In the new drama series Humans, Channel 4's mix of the domestic and science fiction conspiracy is a must-see.
|Part of Channel 4's ingenious marketing campaign. (Image: Channel 4)|
This new drama has a commendably simple premise: technology is now so advanced that it looks like real people. This concept is laid out in a wonderfully evocative opening scene in which semi-naked ‘Synths’ – artificial human servants – stand in uniform lines in a warehouse. Neatly indicating that something has gone disturbingly awry with the Synth production line, one of them breaks ranks by raising its head to look at the moon.
A first episode by its very nature has to introduce the series’ scenario and characters, and the first part of Humans was particularly impressive as it covered A LOT of ground in under an hour. The four concurrent and related plots moved deftly from family tension to global conspiracy: the overworked and dysfunctional Hawkins family acquired a female Synth, ‘Anita’ (Gemma Chan), capable of the heresy of independent thought; five weeks in the future, an escape route for Synths run by Leo (Colin Morgan) includes Anita, who he’s in love with; a man called Hobb (DannyWebb) heads a covert unit hunting Synths who have learned to lie and change their names while, in the fourth plot line, an old man called George Millican (a movingly restrained William Hurt) refuses to trade up his defective, young male Synth for a newer model, treating the machine like a son he can’t let go of.
That’s the real genius of this series: with technology that looks human, the writers Sam Vincent and Jonathan Brackley are able to invoke skewed takes on familiar situations. In a conventional drama series, Anita would be the attractive, sly home help with designs on luring Joe (the always believable Tim Goodman-Hill) away from his overworked and often absent career wife Laura (Katharine Parkinson). That’s also the case here, but it’s set up through the suggestive promise of the ‘adult options’ software that the Synth salesman palms to Joe with a wink, and, chillingly, the way Anita bonds with Laura’s children. The youngest Sophie (Pixie Davies) claims that the Synth ‘doesn’t rush’ her bedtime reading, a comment that speaks volumes about the child’s relationship with her busy mother and is typical of the sharp, focused economy of the writing. In a drama about a lonely old man, Muillican’s Synth would be an ageing dog going feral that needs to be put down – and is discussed in similar terms here – but in Humans this situation is given an extra, unnerving dimension because Millican treats his faltering companion by treating it as if it is human.
The idea is sold by the actors playing the Synths, who are all exceptional. Their still expressions, unquestioning compliance with human requests and occasional dialogue like a malfunctioning computer is a clever way of reinforcing that these facsimiles look real but aren’t, as are their luminescent eyes (reminiscent of those other alien interlopers in human form, in the film Village of the Damned). It’s even more unsettling when the self-aware Synths develop personalities and human body language as – apart from their eyes – they can’t be told apart at all.

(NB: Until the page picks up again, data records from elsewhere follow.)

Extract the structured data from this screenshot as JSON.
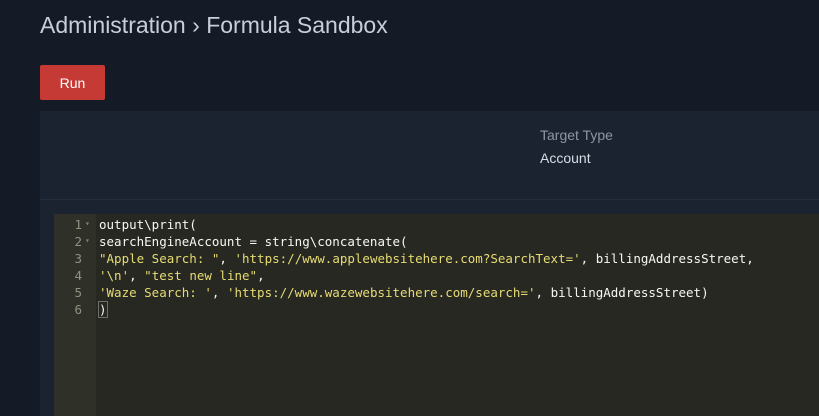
{
  "header": {
    "breadcrumb_root": "Administration",
    "separator": "›",
    "page": "Formula Sandbox"
  },
  "toolbar": {
    "run_label": "Run"
  },
  "target_type": {
    "label": "Target Type",
    "value": "Account"
  },
  "editor": {
    "lines": [
      {
        "number": "1",
        "fold": true,
        "tokens": [
          {
            "t": "output\\print(",
            "k": "plain"
          }
        ]
      },
      {
        "number": "2",
        "fold": true,
        "tokens": [
          {
            "t": "searchEngineAccount = string\\concatenate(",
            "k": "plain"
          }
        ]
      },
      {
        "number": "3",
        "fold": false,
        "tokens": [
          {
            "t": "\"Apple Search: \"",
            "k": "string"
          },
          {
            "t": ", ",
            "k": "plain"
          },
          {
            "t": "'https://www.applewebsitehere.com?SearchText='",
            "k": "string"
          },
          {
            "t": ", billingAddressStreet,",
            "k": "plain"
          }
        ]
      },
      {
        "number": "4",
        "fold": false,
        "tokens": [
          {
            "t": "'\\n'",
            "k": "string"
          },
          {
            "t": ", ",
            "k": "plain"
          },
          {
            "t": "\"test new line\"",
            "k": "string"
          },
          {
            "t": ",",
            "k": "plain"
          }
        ]
      },
      {
        "number": "5",
        "fold": false,
        "tokens": [
          {
            "t": "'Waze Search: '",
            "k": "string"
          },
          {
            "t": ", ",
            "k": "plain"
          },
          {
            "t": "'https://www.wazewebsitehere.com/search='",
            "k": "string"
          },
          {
            "t": ", billingAddressStreet)",
            "k": "plain"
          }
        ]
      },
      {
        "number": "6",
        "fold": false,
        "tokens": [
          {
            "t": ")",
            "k": "cursor"
          }
        ]
      }
    ]
  },
  "icons": {
    "fold": "fold-arrow-icon"
  },
  "colors": {
    "background": "#141b26",
    "panel": "#1b2330",
    "editor_bg": "#272822",
    "gutter_bg": "#2f3129",
    "run_button": "#c63a35",
    "string": "#e6db74",
    "code_text": "#f8f8f2"
  }
}
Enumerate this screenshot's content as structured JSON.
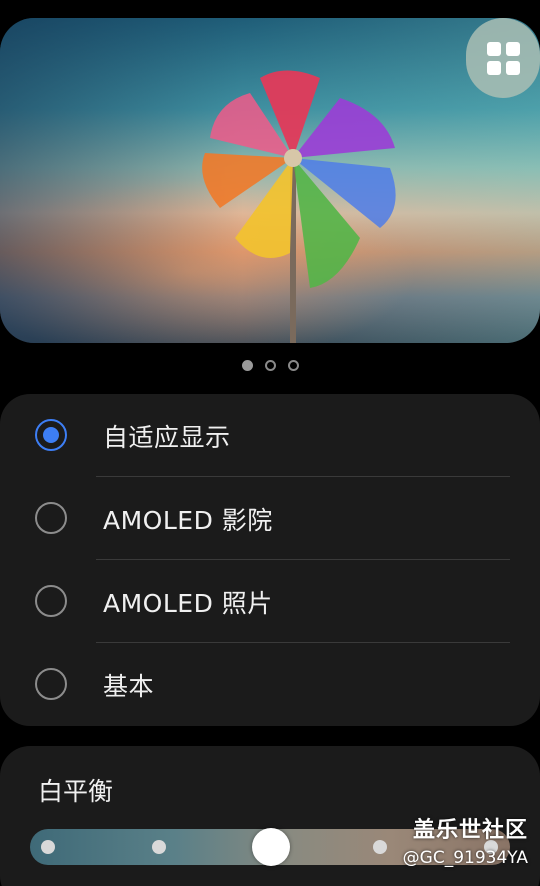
{
  "preview": {
    "image_subject": "rainbow pinwheel against sky",
    "grid_button_icon": "grid-icon",
    "pager": {
      "count": 3,
      "active_index": 0
    }
  },
  "screen_mode": {
    "selected_index": 0,
    "options": [
      {
        "label": "自适应显示",
        "selected": true
      },
      {
        "label": "AMOLED 影院",
        "selected": false
      },
      {
        "label": "AMOLED 照片",
        "selected": false
      },
      {
        "label": "基本",
        "selected": false
      }
    ]
  },
  "white_balance": {
    "title": "白平衡",
    "steps": 5,
    "value_index": 2
  },
  "watermark": {
    "title": "盖乐世社区",
    "handle": "@GC_91934YA"
  },
  "colors": {
    "accent": "#3d7ef4",
    "card_bg": "#1b1b1b",
    "page_bg": "#000000"
  }
}
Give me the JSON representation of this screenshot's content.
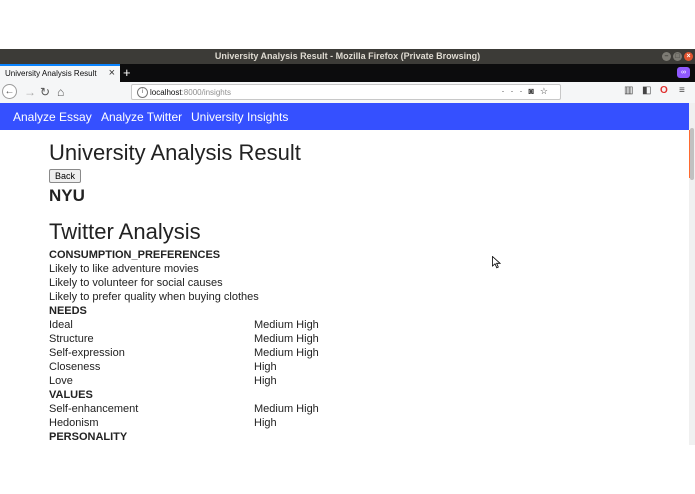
{
  "window": {
    "title": "University Analysis Result - Mozilla Firefox (Private Browsing)"
  },
  "tab": {
    "label": "University Analysis Result",
    "close": "×",
    "new_tab": "+"
  },
  "nav": {
    "url_host": "localhost",
    "url_path": ":8000/insights",
    "page_actions": "···"
  },
  "app_nav": {
    "items": [
      "Analyze Essay",
      "Analyze Twitter",
      "University Insights"
    ]
  },
  "page": {
    "heading": "University Analysis Result",
    "back_label": "Back",
    "university": "NYU",
    "section_title": "Twitter Analysis",
    "consumption_title": "CONSUMPTION_PREFERENCES",
    "consumption": [
      "Likely to like adventure movies",
      "Likely to volunteer for social causes",
      "Likely to prefer quality when buying clothes"
    ],
    "needs_title": "NEEDS",
    "needs": [
      {
        "name": "Ideal",
        "value": "Medium High"
      },
      {
        "name": "Structure",
        "value": "Medium High"
      },
      {
        "name": "Self-expression",
        "value": "Medium High"
      },
      {
        "name": "Closeness",
        "value": "High"
      },
      {
        "name": "Love",
        "value": "High"
      }
    ],
    "values_title": "VALUES",
    "values": [
      {
        "name": "Self-enhancement",
        "value": "Medium High"
      },
      {
        "name": "Hedonism",
        "value": "High"
      }
    ],
    "personality_title": "PERSONALITY"
  },
  "colors": {
    "app_nav_bg": "#3550ff",
    "titlebar_bg": "#3c3b37",
    "private_badge": "#9059ff"
  }
}
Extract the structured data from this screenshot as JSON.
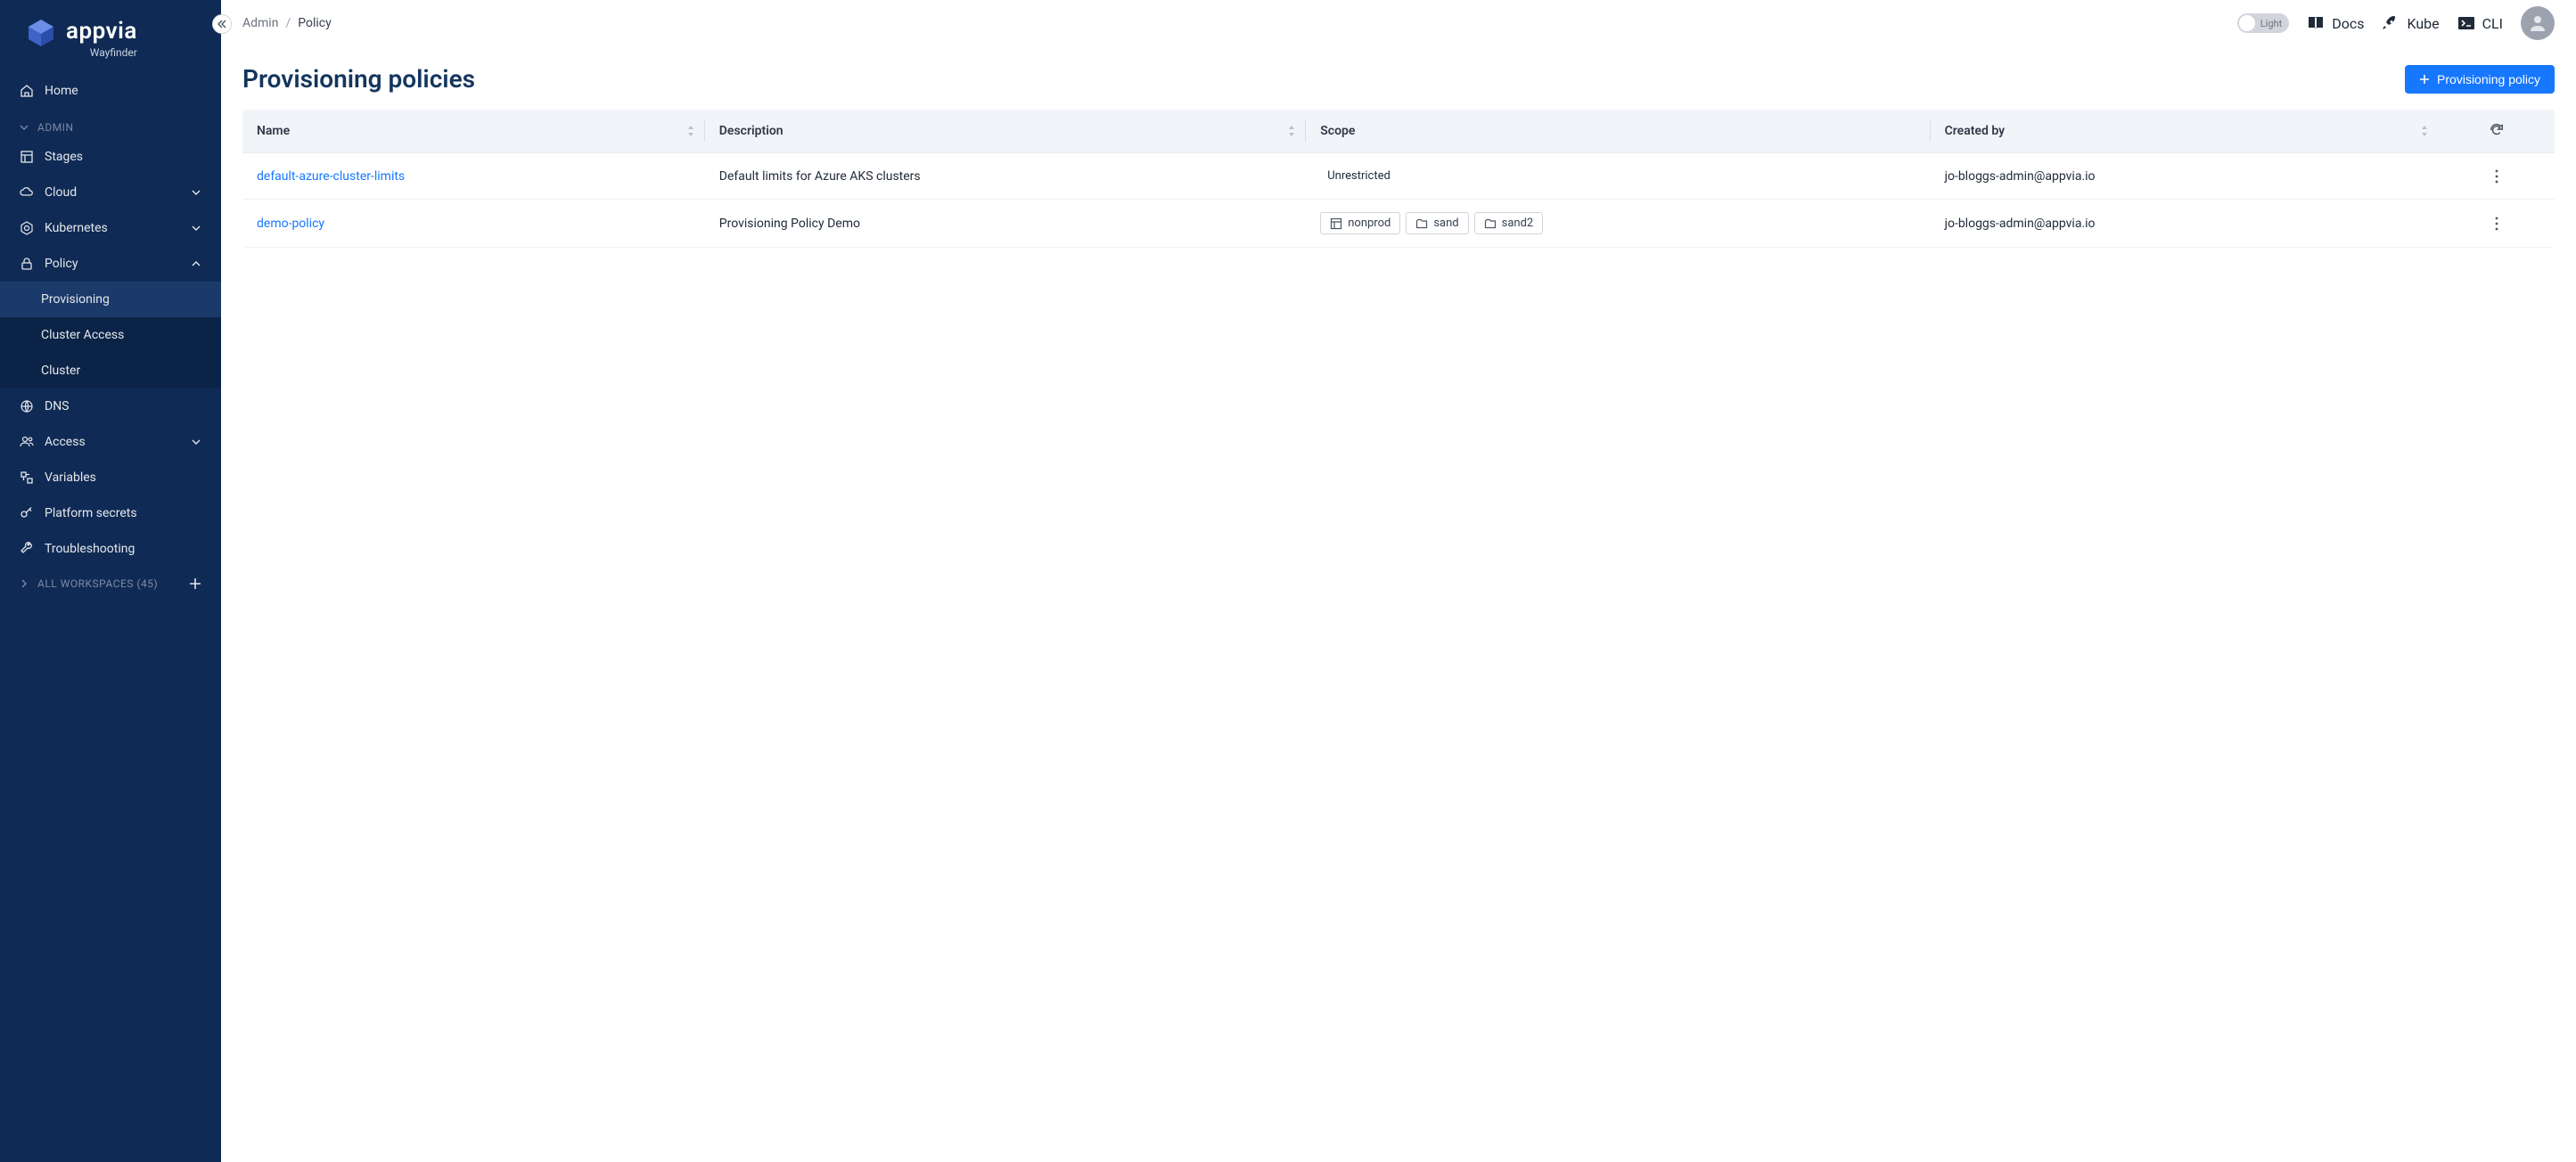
{
  "brand": {
    "name": "appvia",
    "subtitle": "Wayfinder"
  },
  "sidebar": {
    "home": "Home",
    "admin_label": "ADMIN",
    "items": {
      "stages": "Stages",
      "cloud": "Cloud",
      "kubernetes": "Kubernetes",
      "policy": "Policy",
      "dns": "DNS",
      "access": "Access",
      "variables": "Variables",
      "platform_secrets": "Platform secrets",
      "troubleshooting": "Troubleshooting"
    },
    "policy_sub": {
      "provisioning": "Provisioning",
      "cluster_access": "Cluster Access",
      "cluster": "Cluster"
    },
    "workspaces_label": "ALL WORKSPACES (45)"
  },
  "breadcrumbs": {
    "admin": "Admin",
    "policy": "Policy"
  },
  "topbar": {
    "theme_label": "Light",
    "docs": "Docs",
    "kube": "Kube",
    "cli": "CLI"
  },
  "page": {
    "title": "Provisioning policies",
    "new_button": "Provisioning policy"
  },
  "table": {
    "headers": {
      "name": "Name",
      "description": "Description",
      "scope": "Scope",
      "created_by": "Created by"
    },
    "rows": [
      {
        "name": "default-azure-cluster-limits",
        "description": "Default limits for Azure AKS clusters",
        "scope_type": "unrestricted",
        "scope_text": "Unrestricted",
        "created_by": "jo-bloggs-admin@appvia.io"
      },
      {
        "name": "demo-policy",
        "description": "Provisioning Policy Demo",
        "scope_type": "tags",
        "scope_tags": [
          {
            "type": "stage",
            "label": "nonprod"
          },
          {
            "type": "workspace",
            "label": "sand"
          },
          {
            "type": "workspace",
            "label": "sand2"
          }
        ],
        "created_by": "jo-bloggs-admin@appvia.io"
      }
    ]
  }
}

This is what’s worrying Hobbs. Talk of the ‘Asimov blocks’ the Synths have, which means they can never harm humans, is an inevitable reference to the robot stories of the science fiction visionary and writer Isaac Asimov, who’s First Law of robotics stated that no robot could ever hurt people. With the Synth population on the verge of outnumbering the human one and some of them going rogue, the ‘big’ story in Humans suggests that mankind’s time may be up. This part of the set-up is, it has to be said, a hackneyed sci-fi idea, having been featured in everything from Blade Runner to Doctor Who, but Humans’ skill is that it uses the recognisably domestic to symbolise the story’s wider implications and, so far, this part of the series is the most compelling.
It was the same with Humans’ marketing campaign. Over the last few weeks, an advert for Synths appeared in the commercial breaks in and between programmes on Channel 4. It speaks volumes that I didn’t automatically dismiss the bogus ad as a stunt. ‘Really?’ I remember thinking. ‘Surely not…’ The near-possibility of synthetic, servile humans is what makes Humans the most compelling piece of sci-fi to have come along in some time.
Gotta make way for the homo superior? We shall see.